“Welcome to the Peoples’ Court!” For more than thirty years that
introduction has been heard weekday afternoons on American TV.
Since 1981, real people bring their small claims law suits to the PC
studio to have them settled by the show’s four judges. Perhaps the
program’s most telling aspect is how it exposes human nature. In each
case the plaintiff and defendant tell their story to the judge. Nearly
always the two stories are diametrically opposed to each other. While
it’s not always clear who is telling the truth, it is always clear that
someone is lying!
King Solomon dealt with legal disputes daily. None was more
dramatic than the case involving two women who both claimed to be
mother of the same infant. The king obviously did not have the DNA
tests that we have today, so he was caught in a dilemma. How would
he determine who was telling the truth?
The “wisest man on earth,” nonetheless, had a plan. He called for
his sword with the supposed intention of cutting the child in two and
giving each woman half. One of the women agreed, but the other was
horrified and told the king to give the baby to the other so it would
live. The king had his answer. He gave the child (intact) to the woman
who was willing to give it up to save its life.

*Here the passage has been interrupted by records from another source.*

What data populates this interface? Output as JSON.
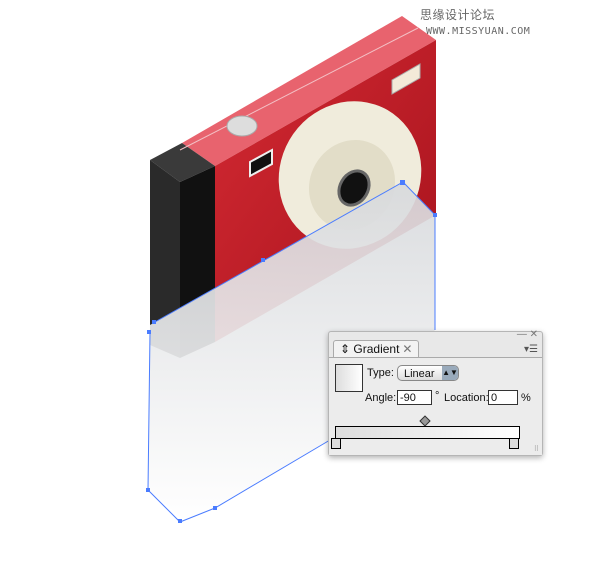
{
  "watermark": {
    "text": "思缘设计论坛",
    "url": "WWW.MISSYUAN.COM"
  },
  "panel": {
    "tab_label": "Gradient",
    "type_label": "Type:",
    "type_value": "Linear",
    "angle_label": "Angle:",
    "angle_value": "-90",
    "angle_unit": "°",
    "location_label": "Location:",
    "location_value": "0",
    "location_unit": "%"
  },
  "colors": {
    "camera_red": "#c8202b",
    "path_blue": "#4a7cff"
  }
}
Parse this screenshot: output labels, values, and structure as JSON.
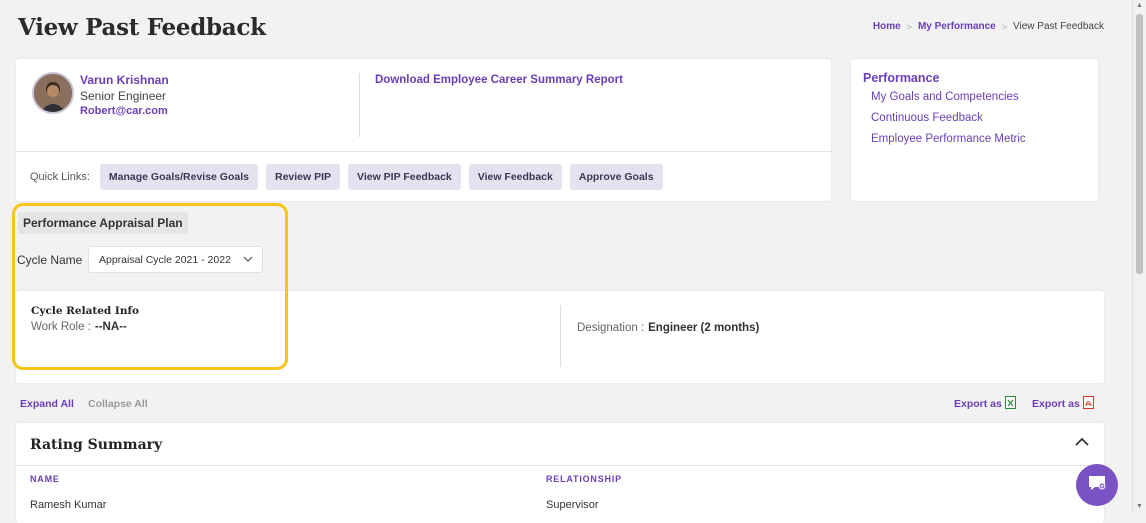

An old saying goes, “The difference between a liar and one who
tells the truth is that the liar must have a better memory.” We fool
ourselves if we think we can get away with perjury. A Christian,
especially, should never fall for the temptation to lie.
Pray. Pray that preteens will understand the importance of telling the
truth, even when it is hard.
FLYTE Plan
Preteens will recognize the
consequences of lying and the
benefits of consistent honesty.
Bible Study
1 Kings 3:16-28
Memory Passage
1 Corinthians 13:4-7